In the UK is it predicted that prices will suffer from Brexit headwinds, compounded by reduced buy to let activity resulting from the stamp duty surcharge on additional homes and a less favourable tax regime for landlords.
The report says that overall the UK housing market activity continues to broadly stagnate and a very limited number of properties on the market continues to underpin prices while affordability is set to remain extremely stretched in some areas, especially in London.
In terms of supply, it explains that the positive trend of net additions to the housing stock continued in 2017 and, judging by the number of developments in the pipeline, should continue into 2018. But these improvements come from low levels and are still off the estimated number required to satisfy housing needs. There are concerns that as Brexit approaches, developers might delay or shelve currently planned projects, translating into slower supply growth.
The big unknown is Brexit.
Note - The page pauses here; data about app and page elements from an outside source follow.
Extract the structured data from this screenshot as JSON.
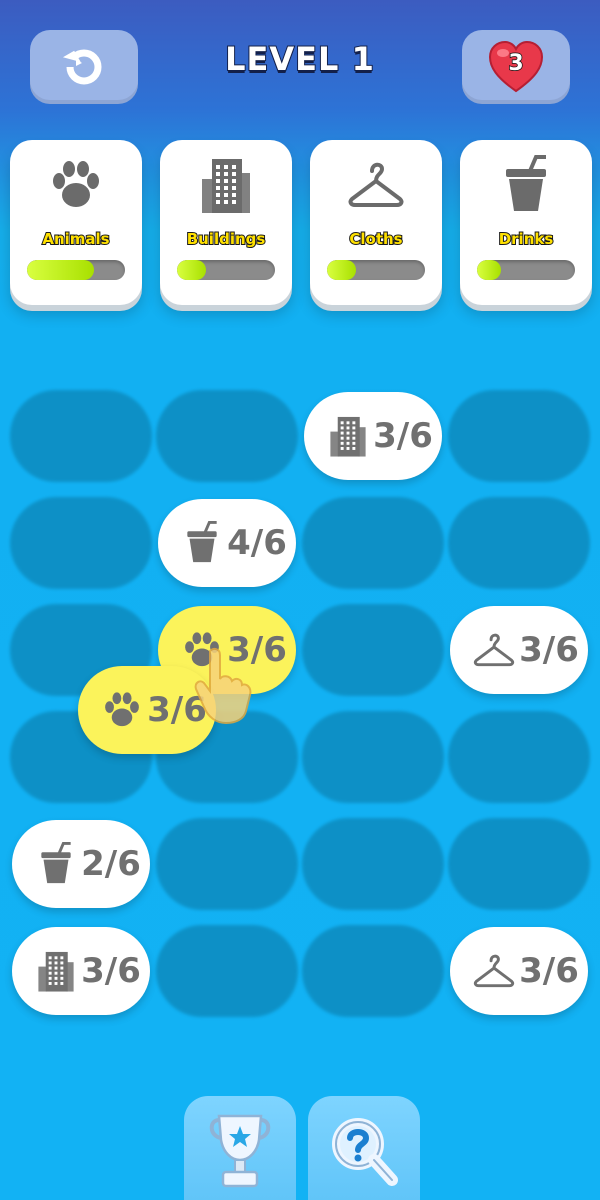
{
  "header": {
    "title": "LEVEL 1",
    "lives": "3",
    "restart_icon": "restart-icon",
    "lives_icon": "heart-icon"
  },
  "categories": [
    {
      "label": "Animals",
      "icon": "paw-icon",
      "progress": 0.68
    },
    {
      "label": "Buildings",
      "icon": "building-icon",
      "progress": 0.3
    },
    {
      "label": "Cloths",
      "icon": "hanger-icon",
      "progress": 0.3
    },
    {
      "label": "Drinks",
      "icon": "cup-icon",
      "progress": 0.24
    }
  ],
  "board": {
    "tiles": [
      {
        "row": 1,
        "col": 3,
        "icon": "building-icon",
        "count": "3/6"
      },
      {
        "row": 2,
        "col": 2,
        "icon": "cup-icon",
        "count": "4/6"
      },
      {
        "row": 3,
        "col": 2,
        "icon": "paw-icon",
        "count": "3/6",
        "selected": true
      },
      {
        "row": 3,
        "col": 4,
        "icon": "hanger-icon",
        "count": "3/6"
      },
      {
        "row": 5,
        "col": 1,
        "icon": "cup-icon",
        "count": "2/6"
      },
      {
        "row": 6,
        "col": 1,
        "icon": "building-icon",
        "count": "3/6"
      },
      {
        "row": 6,
        "col": 4,
        "icon": "hanger-icon",
        "count": "3/6"
      }
    ],
    "dragging_tile": {
      "icon": "paw-icon",
      "count": "3/6"
    }
  },
  "footer": {
    "buttons": [
      {
        "name": "trophy-button",
        "icon": "trophy-icon"
      },
      {
        "name": "search-hint-button",
        "icon": "search-hint-icon"
      }
    ]
  },
  "colors": {
    "highlight_tile": "#fbf35b",
    "category_label": "#ffe000",
    "progress_fill": "#bff01e",
    "background": "#12b2f4"
  }
}
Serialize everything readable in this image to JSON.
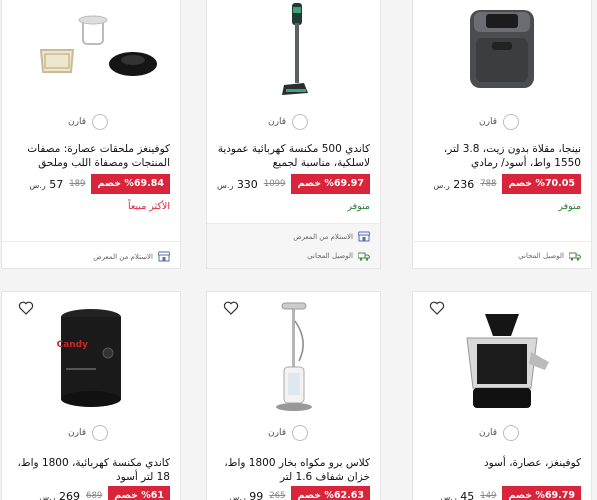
{
  "compare_label": "قارن",
  "currency": "ر.س",
  "products": [
    {
      "title": "نينجا، مقلاة بدون زيت، 3.8 لتر، 1550 واط، أسود/ رمادي",
      "discount": "%70.05 خصم",
      "price": "236",
      "old_price": "788",
      "status": "متوفر",
      "features": [
        "الوصيل المجاني"
      ]
    },
    {
      "title": "كاندي 500 مكنسة كهربائية عمودية لاسلكية، مناسبة لجميع",
      "discount": "%69.97 خصم",
      "price": "330",
      "old_price": "1099",
      "status": "متوفر",
      "features": [
        "الاستلام من المعرض",
        "الوصيل المجاني"
      ]
    },
    {
      "title": "كوفينغز ملحقات عصارة: مصفات المنتجات ومصفاة اللب وملحق",
      "discount": "%69.84 خصم",
      "price": "57",
      "old_price": "189",
      "status": "الأكثر مبيعاً",
      "features": [
        "الاستلام من المعرض"
      ]
    },
    {
      "title": "كوفينغز، عصارة، أسود",
      "discount": "%69.79 خصم",
      "price": "45",
      "old_price": "149"
    },
    {
      "title": "كلاس برو مكواه بخار 1800 واط، خزان شفاف 1.6 لتر",
      "discount": "%62.63 خصم",
      "price": "99",
      "old_price": "265"
    },
    {
      "title": "كاندي مكنسة كهربائية، 1800 واط، 18 لتر أسود",
      "discount": "%61 خصم",
      "price": "269",
      "old_price": "689"
    }
  ]
}
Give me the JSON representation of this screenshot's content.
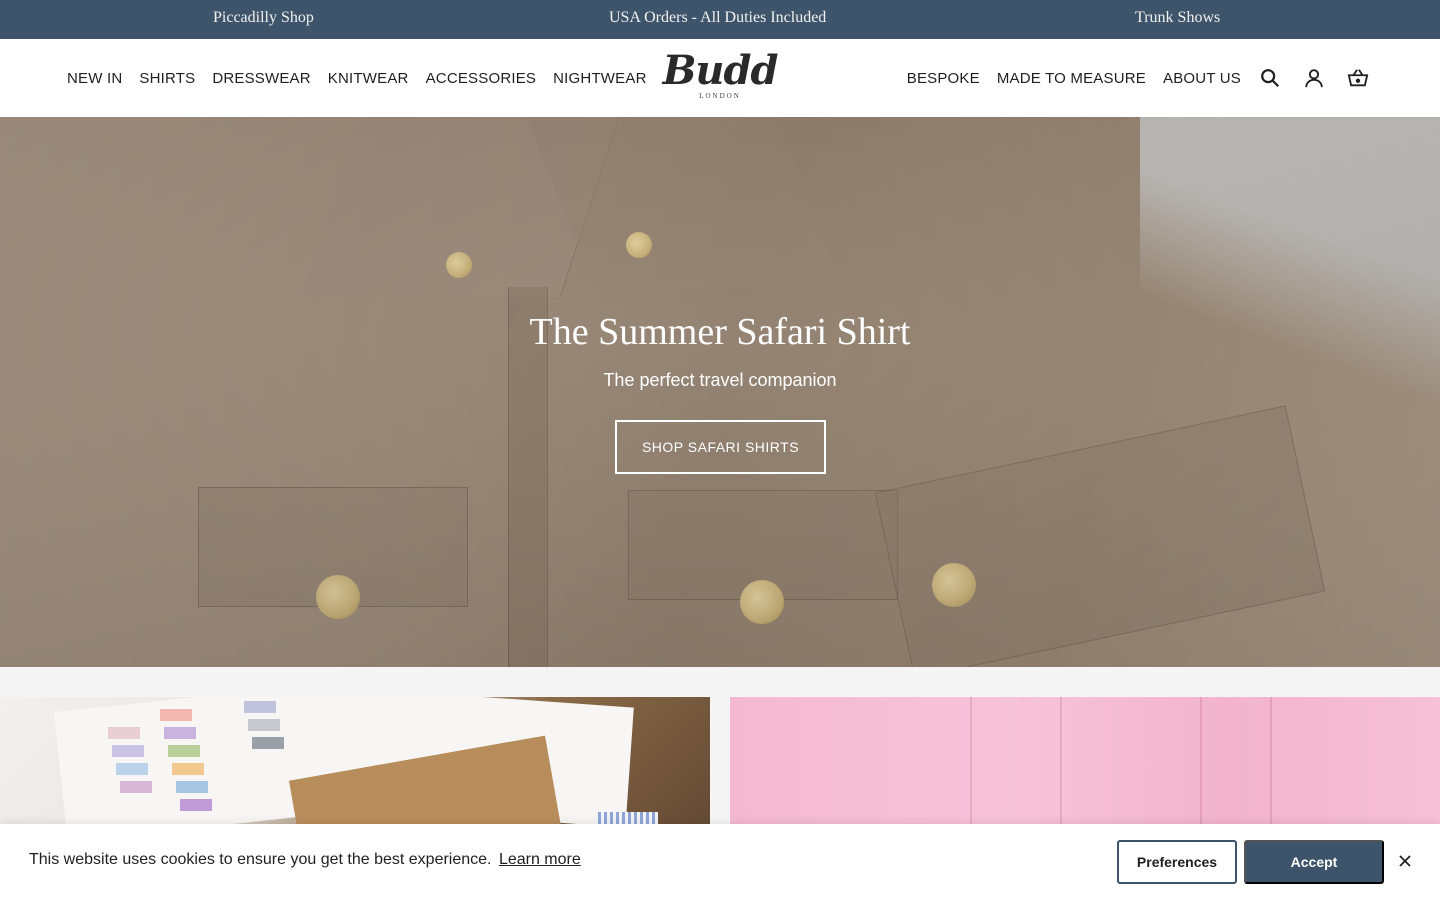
{
  "announcement": {
    "items": [
      "Piccadilly Shop",
      "USA Orders - All Duties Included",
      "Trunk Shows"
    ]
  },
  "header": {
    "nav_left": [
      "NEW IN",
      "SHIRTS",
      "DRESSWEAR",
      "KNITWEAR",
      "ACCESSORIES",
      "NIGHTWEAR"
    ],
    "logo": {
      "word": "Budd",
      "sub": "LONDON"
    },
    "nav_right": [
      "BESPOKE",
      "MADE TO MEASURE",
      "ABOUT US"
    ],
    "icons": [
      "search-icon",
      "account-icon",
      "basket-icon"
    ]
  },
  "hero": {
    "title": "The Summer Safari Shirt",
    "subtitle": "The perfect travel companion",
    "cta": "SHOP SAFARI SHIRTS"
  },
  "cookie": {
    "message": "This website uses cookies to ensure you get the best experience.",
    "link": "Learn more",
    "preferences": "Preferences",
    "accept": "Accept"
  },
  "colors": {
    "brand": "#3e546a",
    "announcement_text": "#f1f1f1",
    "hero_linen": "#a89684"
  }
}
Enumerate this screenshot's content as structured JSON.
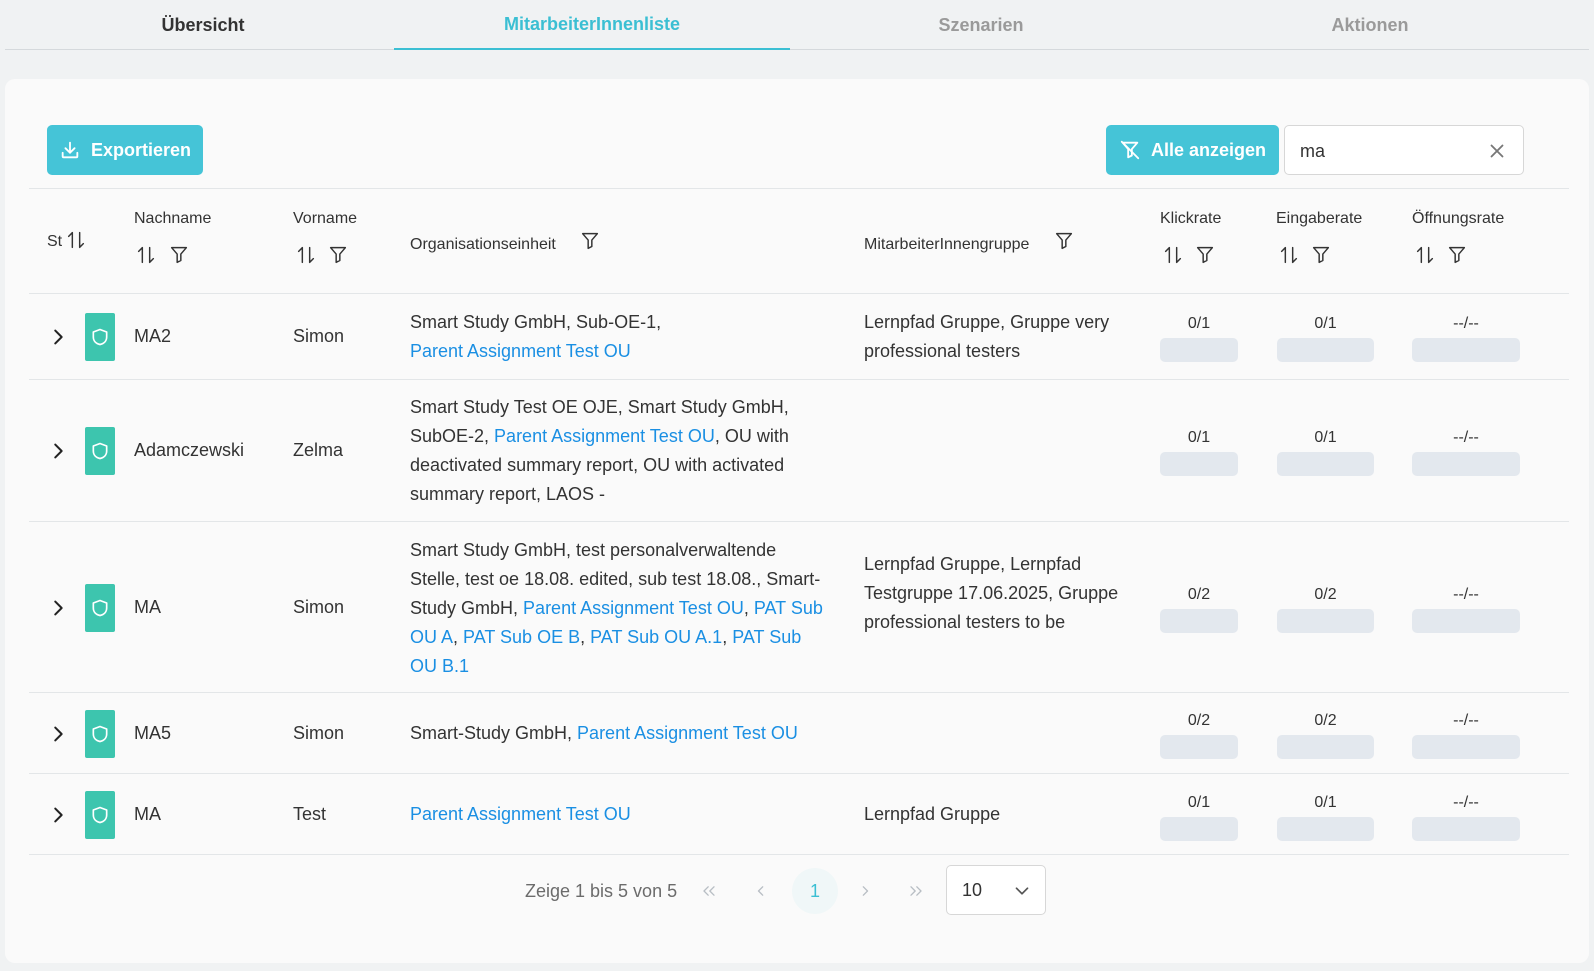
{
  "tabs": [
    "Übersicht",
    "MitarbeiterInnenliste",
    "Szenarien",
    "Aktionen"
  ],
  "toolbar": {
    "export_label": "Exportieren",
    "show_all_label": "Alle anzeigen"
  },
  "search": {
    "value": "ma"
  },
  "columns": {
    "status": "St",
    "lastname": "Nachname",
    "firstname": "Vorname",
    "orgunit": "Organisationseinheit",
    "group": "MitarbeiterInnengruppe",
    "clickrate": "Klickrate",
    "inputrate": "Eingaberate",
    "openrate": "Öffnungsrate"
  },
  "rows": [
    {
      "lastname": "MA2",
      "firstname": "Simon",
      "org": [
        {
          "text": "Smart Study GmbH, Sub-OE-1,",
          "link": false
        },
        {
          "text": "\n",
          "link": false
        },
        {
          "text": "Parent Assignment Test OU",
          "link": true
        }
      ],
      "group": "Lernpfad Gruppe, Gruppe very professional testers",
      "clickrate": "0/1",
      "inputrate": "0/1",
      "openrate": "--/--"
    },
    {
      "lastname": "Adamczewski",
      "firstname": "Zelma",
      "org": [
        {
          "text": "Smart Study Test OE OJE, Smart Study GmbH, SubOE-2, ",
          "link": false
        },
        {
          "text": "Parent Assignment Test OU",
          "link": true
        },
        {
          "text": ", OU with deactivated summary report, OU with activated summary report, LAOS -",
          "link": false
        }
      ],
      "group": "",
      "clickrate": "0/1",
      "inputrate": "0/1",
      "openrate": "--/--"
    },
    {
      "lastname": "MA",
      "firstname": "Simon",
      "org": [
        {
          "text": "Smart Study GmbH, test personalverwaltende Stelle, test oe 18.08. edited, sub test 18.08., Smart-Study GmbH, ",
          "link": false
        },
        {
          "text": "Parent Assignment Test OU",
          "link": true
        },
        {
          "text": ", ",
          "link": false
        },
        {
          "text": "PAT Sub OU A",
          "link": true
        },
        {
          "text": ", ",
          "link": false
        },
        {
          "text": "PAT Sub OE B",
          "link": true
        },
        {
          "text": ", ",
          "link": false
        },
        {
          "text": "PAT Sub OU A.1",
          "link": true
        },
        {
          "text": ", ",
          "link": false
        },
        {
          "text": "PAT Sub OU B.1",
          "link": true
        }
      ],
      "group": "Lernpfad Gruppe, Lernpfad Testgruppe 17.06.2025, Gruppe professional testers to be",
      "clickrate": "0/2",
      "inputrate": "0/2",
      "openrate": "--/--"
    },
    {
      "lastname": "MA5",
      "firstname": "Simon",
      "org": [
        {
          "text": "Smart-Study GmbH, ",
          "link": false
        },
        {
          "text": "Parent Assignment Test OU",
          "link": true
        }
      ],
      "group": "",
      "clickrate": "0/2",
      "inputrate": "0/2",
      "openrate": "--/--"
    },
    {
      "lastname": "MA",
      "firstname": "Test",
      "org": [
        {
          "text": "Parent Assignment Test OU",
          "link": true
        }
      ],
      "group": "Lernpfad Gruppe",
      "clickrate": "0/1",
      "inputrate": "0/1",
      "openrate": "--/--"
    }
  ],
  "pagination": {
    "summary": "Zeige 1 bis 5 von 5",
    "current_page": "1",
    "page_size": "10"
  },
  "colors": {
    "accent": "#45c4d7",
    "shield": "#3dc5ae",
    "link": "#1a8fe3"
  }
}
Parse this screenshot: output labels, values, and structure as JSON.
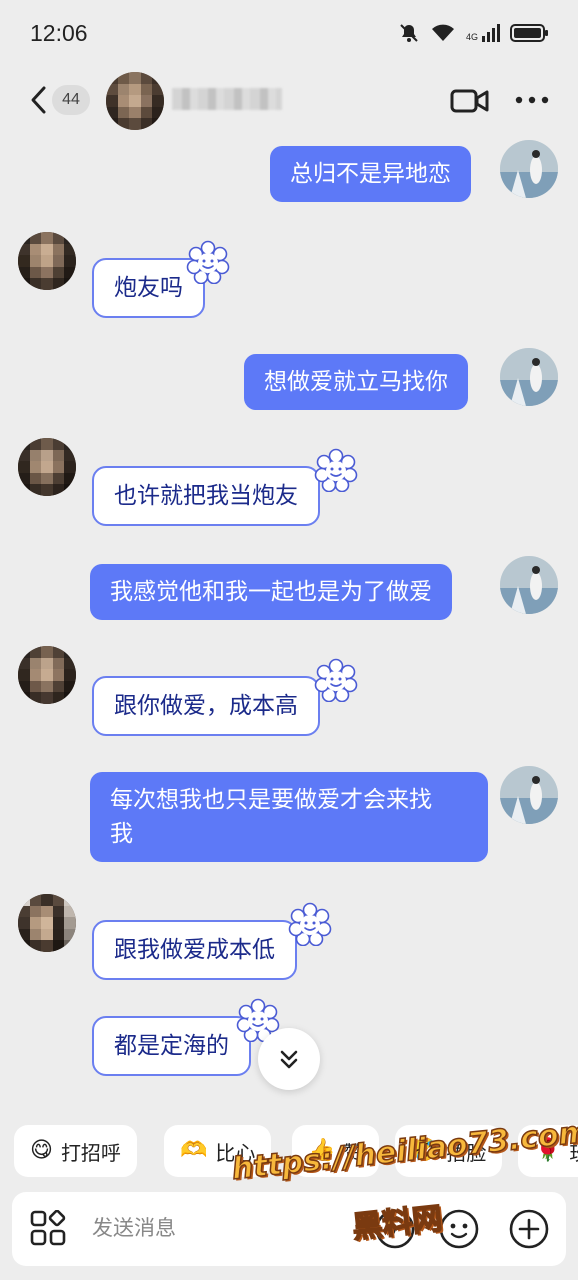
{
  "status_bar": {
    "time": "12:06",
    "network": "4G"
  },
  "header": {
    "unread_count": "44",
    "icons": [
      "back-icon",
      "video-call-icon",
      "more-icon"
    ]
  },
  "messages": [
    {
      "side": "right",
      "text": "总归不是异地恋"
    },
    {
      "side": "left",
      "text": "炮友吗"
    },
    {
      "side": "right",
      "text": "想做爱就立马找你"
    },
    {
      "side": "left",
      "text": "也许就把我当炮友"
    },
    {
      "side": "right",
      "text": "我感觉他和我一起也是为了做爱"
    },
    {
      "side": "left",
      "text": "跟你做爱，成本高"
    },
    {
      "side": "right",
      "text": "每次想我也只是要做爱才会来找\n我"
    },
    {
      "side": "left",
      "text": "跟我做爱成本低"
    },
    {
      "side": "left",
      "text": "都是定海的"
    }
  ],
  "quick_replies": [
    {
      "emoji": "😋",
      "label": "打招呼"
    },
    {
      "emoji": "🫶",
      "label": "比心"
    },
    {
      "emoji": "👍",
      "label": "赞"
    },
    {
      "emoji": "🤣",
      "label": "捂脸"
    },
    {
      "emoji": "🌹",
      "label": "玫"
    }
  ],
  "input": {
    "placeholder": "发送消息"
  },
  "watermark": {
    "url": "https://heiliao73.com",
    "text": "黑料网"
  },
  "colors": {
    "outgoing_bubble": "#5d79f7",
    "incoming_text": "#1b2a8a",
    "background": "#ededed"
  }
}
The report says that should it emerge during 2018 that key service sectors’ access to the EU market will be more restricted post-Brexit than currently assumed in the forecast, this would likely affect house prices more negatively, especially in London where exposure is greatest.
Despite a vibrant economy, the report forecasts that a slowdown in demand in Germany could result in a moderation in price growth while in Ireland a housing shortage will keep prices high. In Italy the gap between supply and demand should close gradually, resulting in a further reduction in selling time and price discounts and, ultimately, lift house prices.
In the Netherlands supply shortages and a rapid pace of economic growth will continue to fuel a strong rise in housing and there is a similar outlook for Portugal where robust economic growth, a rapidly improving labour market, foreign demand, and lack of supply will continue to underpin strong home price increases
Strong economic conditions will also benefit the housing market in Spain and keep sales volumes high, helping to reduce the stock of unsold homes, according to the report, and in Switzerland a stronger economy and low interest rates are expected to support market activity. But the report warns that regulatory measures, low affordability, and slowing net migration are keeping a lid on house prices.